═════ Excerpted records ═════
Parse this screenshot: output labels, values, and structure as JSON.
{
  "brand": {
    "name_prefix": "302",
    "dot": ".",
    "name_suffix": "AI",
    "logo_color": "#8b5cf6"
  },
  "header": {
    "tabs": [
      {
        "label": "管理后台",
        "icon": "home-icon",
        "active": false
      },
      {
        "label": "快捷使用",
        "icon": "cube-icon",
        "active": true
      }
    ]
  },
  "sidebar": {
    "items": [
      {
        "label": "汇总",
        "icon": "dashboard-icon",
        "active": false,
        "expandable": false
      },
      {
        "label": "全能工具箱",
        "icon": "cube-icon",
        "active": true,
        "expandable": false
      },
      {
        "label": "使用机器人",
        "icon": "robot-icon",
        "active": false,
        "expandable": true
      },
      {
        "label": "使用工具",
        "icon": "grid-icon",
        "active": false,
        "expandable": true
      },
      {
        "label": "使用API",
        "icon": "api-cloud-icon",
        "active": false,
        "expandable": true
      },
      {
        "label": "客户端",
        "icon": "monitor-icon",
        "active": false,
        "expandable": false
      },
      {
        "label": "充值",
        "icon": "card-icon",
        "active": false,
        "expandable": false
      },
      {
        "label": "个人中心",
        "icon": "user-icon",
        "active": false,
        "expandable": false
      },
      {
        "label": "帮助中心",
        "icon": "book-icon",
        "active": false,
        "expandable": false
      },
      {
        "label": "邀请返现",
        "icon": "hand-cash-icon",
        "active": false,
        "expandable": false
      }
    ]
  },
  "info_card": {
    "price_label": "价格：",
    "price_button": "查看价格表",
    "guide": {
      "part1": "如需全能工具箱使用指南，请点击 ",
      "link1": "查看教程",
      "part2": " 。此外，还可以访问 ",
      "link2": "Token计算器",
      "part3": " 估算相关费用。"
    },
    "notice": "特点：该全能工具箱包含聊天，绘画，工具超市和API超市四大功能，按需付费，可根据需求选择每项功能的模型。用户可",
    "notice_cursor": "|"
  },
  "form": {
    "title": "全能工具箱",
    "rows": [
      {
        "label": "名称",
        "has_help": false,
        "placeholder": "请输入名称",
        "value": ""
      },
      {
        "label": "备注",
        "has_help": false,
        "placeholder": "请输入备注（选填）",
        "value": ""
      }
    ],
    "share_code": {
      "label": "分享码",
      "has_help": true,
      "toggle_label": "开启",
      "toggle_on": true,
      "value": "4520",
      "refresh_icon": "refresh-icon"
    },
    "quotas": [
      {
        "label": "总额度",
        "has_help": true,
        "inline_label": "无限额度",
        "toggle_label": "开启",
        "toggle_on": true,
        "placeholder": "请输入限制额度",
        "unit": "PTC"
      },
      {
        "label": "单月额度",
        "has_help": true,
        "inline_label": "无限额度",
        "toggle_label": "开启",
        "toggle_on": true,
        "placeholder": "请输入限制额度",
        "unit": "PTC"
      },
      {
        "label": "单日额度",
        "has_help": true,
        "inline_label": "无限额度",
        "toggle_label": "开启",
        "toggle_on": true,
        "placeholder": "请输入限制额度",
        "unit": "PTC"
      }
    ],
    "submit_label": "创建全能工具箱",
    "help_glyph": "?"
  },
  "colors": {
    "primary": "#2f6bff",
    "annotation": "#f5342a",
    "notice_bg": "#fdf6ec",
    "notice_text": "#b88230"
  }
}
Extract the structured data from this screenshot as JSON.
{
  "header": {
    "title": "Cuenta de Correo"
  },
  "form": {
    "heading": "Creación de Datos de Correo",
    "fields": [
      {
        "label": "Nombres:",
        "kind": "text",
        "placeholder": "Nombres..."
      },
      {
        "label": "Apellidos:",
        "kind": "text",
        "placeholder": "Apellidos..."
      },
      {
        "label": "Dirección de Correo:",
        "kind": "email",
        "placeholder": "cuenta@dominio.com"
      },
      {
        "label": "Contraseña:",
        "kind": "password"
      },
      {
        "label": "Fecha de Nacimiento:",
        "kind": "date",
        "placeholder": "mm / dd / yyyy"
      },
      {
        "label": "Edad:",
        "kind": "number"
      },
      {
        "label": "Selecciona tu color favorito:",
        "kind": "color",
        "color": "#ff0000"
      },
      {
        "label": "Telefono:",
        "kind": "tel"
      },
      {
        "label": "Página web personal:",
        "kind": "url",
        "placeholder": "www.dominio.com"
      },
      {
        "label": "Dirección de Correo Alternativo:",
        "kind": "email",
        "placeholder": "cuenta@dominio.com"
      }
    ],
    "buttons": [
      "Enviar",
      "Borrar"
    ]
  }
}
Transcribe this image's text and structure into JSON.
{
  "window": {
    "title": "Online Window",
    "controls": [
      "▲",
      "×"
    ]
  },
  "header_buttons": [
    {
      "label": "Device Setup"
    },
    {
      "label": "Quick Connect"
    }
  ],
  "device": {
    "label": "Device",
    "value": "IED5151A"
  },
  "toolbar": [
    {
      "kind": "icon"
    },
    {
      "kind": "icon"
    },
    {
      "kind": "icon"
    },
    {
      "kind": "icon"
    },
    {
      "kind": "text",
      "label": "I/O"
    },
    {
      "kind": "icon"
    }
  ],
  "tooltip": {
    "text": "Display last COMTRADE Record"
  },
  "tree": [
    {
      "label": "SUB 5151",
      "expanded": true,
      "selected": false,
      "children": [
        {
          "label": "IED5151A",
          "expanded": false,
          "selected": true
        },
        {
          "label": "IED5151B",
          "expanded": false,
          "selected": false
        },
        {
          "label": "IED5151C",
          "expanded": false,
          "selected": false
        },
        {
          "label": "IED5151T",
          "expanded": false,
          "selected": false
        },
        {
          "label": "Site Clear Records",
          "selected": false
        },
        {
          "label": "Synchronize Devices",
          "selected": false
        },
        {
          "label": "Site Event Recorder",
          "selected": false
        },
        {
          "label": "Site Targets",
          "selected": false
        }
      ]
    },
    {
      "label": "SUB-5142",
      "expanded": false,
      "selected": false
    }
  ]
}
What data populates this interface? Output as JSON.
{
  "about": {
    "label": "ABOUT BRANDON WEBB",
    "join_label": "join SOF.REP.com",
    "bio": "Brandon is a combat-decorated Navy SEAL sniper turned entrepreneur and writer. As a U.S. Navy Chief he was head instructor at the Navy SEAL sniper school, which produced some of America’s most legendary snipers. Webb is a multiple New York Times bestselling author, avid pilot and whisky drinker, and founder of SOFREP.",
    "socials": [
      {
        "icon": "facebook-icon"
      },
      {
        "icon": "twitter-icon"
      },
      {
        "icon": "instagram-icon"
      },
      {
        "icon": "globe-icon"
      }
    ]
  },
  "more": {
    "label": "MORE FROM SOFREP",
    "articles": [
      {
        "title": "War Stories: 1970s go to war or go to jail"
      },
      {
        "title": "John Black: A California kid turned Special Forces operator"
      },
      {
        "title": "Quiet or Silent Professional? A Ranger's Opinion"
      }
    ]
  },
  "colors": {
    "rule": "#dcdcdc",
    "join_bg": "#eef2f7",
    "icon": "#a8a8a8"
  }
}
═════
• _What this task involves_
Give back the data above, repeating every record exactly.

• _Solution for this task_
Parse this screenshot: output labels, values, and structure as JSON.
{
  "brand": {
    "name_prefix": "302",
    "dot": ".",
    "name_suffix": "AI",
    "logo_color": "#8b5cf6"
  },
  "header": {
    "tabs": [
      {
        "label": "管理后台",
        "icon": "home-icon",
        "active": false
      },
      {
        "label": "快捷使用",
        "icon": "cube-icon",
        "active": true
      }
    ]
  },
  "sidebar": {
    "items": [
      {
        "label": "汇总",
        "icon": "dashboard-icon",
        "active": false,
        "expandable": false
      },
      {
        "label": "全能工具箱",
        "icon": "cube-icon",
        "active": true,
        "expandable": false
      },
      {
        "label": "使用机器人",
        "icon": "robot-icon",
        "active": false,
        "expandable": true
      },
      {
        "label": "使用工具",
        "icon": "grid-icon",
        "active": false,
        "expandable": true
      },
      {
        "label": "使用API",
        "icon": "api-cloud-icon",
        "active": false,
        "expandable": true
      },
      {
        "label": "客户端",
        "icon": "monitor-icon",
        "active": false,
        "expandable": false
      },
      {
        "label": "充值",
        "icon": "card-icon",
        "active": false,
        "expandable": false
      },
      {
        "label": "个人中心",
        "icon": "user-icon",
        "active": false,
        "expandable": false
      },
      {
        "label": "帮助中心",
        "icon": "book-icon",
        "active": false,
        "expandable": false
      },
      {
        "label": "邀请返现",
        "icon": "hand-cash-icon",
        "active": false,
        "expandable": false
      }
    ]
  },
  "info_card": {
    "price_label": "价格：",
    "price_button": "查看价格表",
    "guide": {
      "part1": "如需全能工具箱使用指南，请点击 ",
      "link1": "查看教程",
      "part2": " 。此外，还可以访问 ",
      "link2": "Token计算器",
      "part3": " 估算相关费用。"
    },
    "notice": "特点：该全能工具箱包含聊天，绘画，工具超市和API超市四大功能，按需付费，可根据需求选择每项功能的模型。用户可",
    "notice_cursor": "|"
  },
  "form": {
    "title": "全能工具箱",
    "rows": [
      {
        "label": "名称",
        "has_help": false,
        "placeholder": "请输入名称",
        "value": ""
      },
      {
        "label": "备注",
        "has_help": false,
        "placeholder": "请输入备注（选填）",
        "value": ""
      }
    ],
    "share_code": {
      "label": "分享码",
      "has_help": true,
      "toggle_label": "开启",
      "toggle_on": true,
      "value": "4520",
      "refresh_icon": "refresh-icon"
    },
    "quotas": [
      {
        "label": "总额度",
        "has_help": true,
        "inline_label": "无限额度",
        "toggle_label": "开启",
        "toggle_on": true,
        "placeholder": "请输入限制额度",
        "unit": "PTC"
      },
      {
        "label": "单月额度",
        "has_help": true,
        "inline_label": "无限额度",
        "toggle_label": "开启",
        "toggle_on": true,
        "placeholder": "请输入限制额度",
        "unit": "PTC"
      },
      {
        "label": "单日额度",
        "has_help": true,
        "inline_label": "无限额度",
        "toggle_label": "开启",
        "toggle_on": true,
        "placeholder": "请输入限制额度",
        "unit": "PTC"
      }
    ],
    "submit_label": "创建全能工具箱",
    "help_glyph": "?"
  },
  "colors": {
    "primary": "#2f6bff",
    "annotation": "#f5342a",
    "notice_bg": "#fdf6ec",
    "notice_text": "#b88230"
  }
}
Extract the structured data from this screenshot as JSON.
{
  "header": {
    "title": "Cuenta de Correo"
  },
  "form": {
    "heading": "Creación de Datos de Correo",
    "fields": [
      {
        "label": "Nombres:",
        "kind": "text",
        "placeholder": "Nombres..."
      },
      {
        "label": "Apellidos:",
        "kind": "text",
        "placeholder": "Apellidos..."
      },
      {
        "label": "Dirección de Correo:",
        "kind": "email",
        "placeholder": "cuenta@dominio.com"
      },
      {
        "label": "Contraseña:",
        "kind": "password"
      },
      {
        "label": "Fecha de Nacimiento:",
        "kind": "date",
        "placeholder": "mm / dd / yyyy"
      },
      {
        "label": "Edad:",
        "kind": "number"
      },
      {
        "label": "Selecciona tu color favorito:",
        "kind": "color",
        "color": "#ff0000"
      },
      {
        "label": "Telefono:",
        "kind": "tel"
      },
      {
        "label": "Página web personal:",
        "kind": "url",
        "placeholder": "www.dominio.com"
      },
      {
        "label": "Dirección de Correo Alternativo:",
        "kind": "email",
        "placeholder": "cuenta@dominio.com"
      }
    ],
    "buttons": [
      "Enviar",
      "Borrar"
    ]
  }
}
Transcribe this image's text and structure into JSON.
{
  "window": {
    "title": "Online Window",
    "controls": [
      "▲",
      "×"
    ]
  },
  "header_buttons": [
    {
      "label": "Device Setup"
    },
    {
      "label": "Quick Connect"
    }
  ],
  "device": {
    "label": "Device",
    "value": "IED5151A"
  },
  "toolbar": [
    {
      "kind": "icon"
    },
    {
      "kind": "icon"
    },
    {
      "kind": "icon"
    },
    {
      "kind": "icon"
    },
    {
      "kind": "text",
      "label": "I/O"
    },
    {
      "kind": "icon"
    }
  ],
  "tooltip": {
    "text": "Display last COMTRADE Record"
  },
  "tree": [
    {
      "label": "SUB 5151",
      "expanded": true,
      "selected": false,
      "children": [
        {
          "label": "IED5151A",
          "expanded": false,
          "selected": true
        },
        {
          "label": "IED5151B",
          "expanded": false,
          "selected": false
        },
        {
          "label": "IED5151C",
          "expanded": false,
          "selected": false
        },
        {
          "label": "IED5151T",
          "expanded": false,
          "selected": false
        },
        {
          "label": "Site Clear Records",
          "selected": false
        },
        {
          "label": "Synchronize Devices",
          "selected": false
        },
        {
          "label": "Site Event Recorder",
          "selected": false
        },
        {
          "label": "Site Targets",
          "selected": false
        }
      ]
    },
    {
      "label": "SUB-5142",
      "expanded": false,
      "selected": false
    }
  ]
}
What data populates this interface? Output as JSON.
{
  "about": {
    "label": "ABOUT BRANDON WEBB",
    "join_label": "join SOF.REP.com",
    "bio": "Brandon is a combat-decorated Navy SEAL sniper turned entrepreneur and writer. As a U.S. Navy Chief he was head instructor at the Navy SEAL sniper school, which produced some of America’s most legendary snipers. Webb is a multiple New York Times bestselling author, avid pilot and whisky drinker, and founder of SOFREP.",
    "socials": [
      {
        "icon": "facebook-icon"
      },
      {
        "icon": "twitter-icon"
      },
      {
        "icon": "instagram-icon"
      },
      {
        "icon": "globe-icon"
      }
    ]
  },
  "more": {
    "label": "MORE FROM SOFREP",
    "articles": [
      {
        "title": "War Stories: 1970s go to war or go to jail"
      },
      {
        "title": "John Black: A California kid turned Special Forces operator"
      },
      {
        "title": "Quiet or Silent Professional? A Ranger's Opinion"
      }
    ]
  },
  "colors": {
    "rule": "#dcdcdc",
    "join_bg": "#eef2f7",
    "icon": "#a8a8a8"
  }
}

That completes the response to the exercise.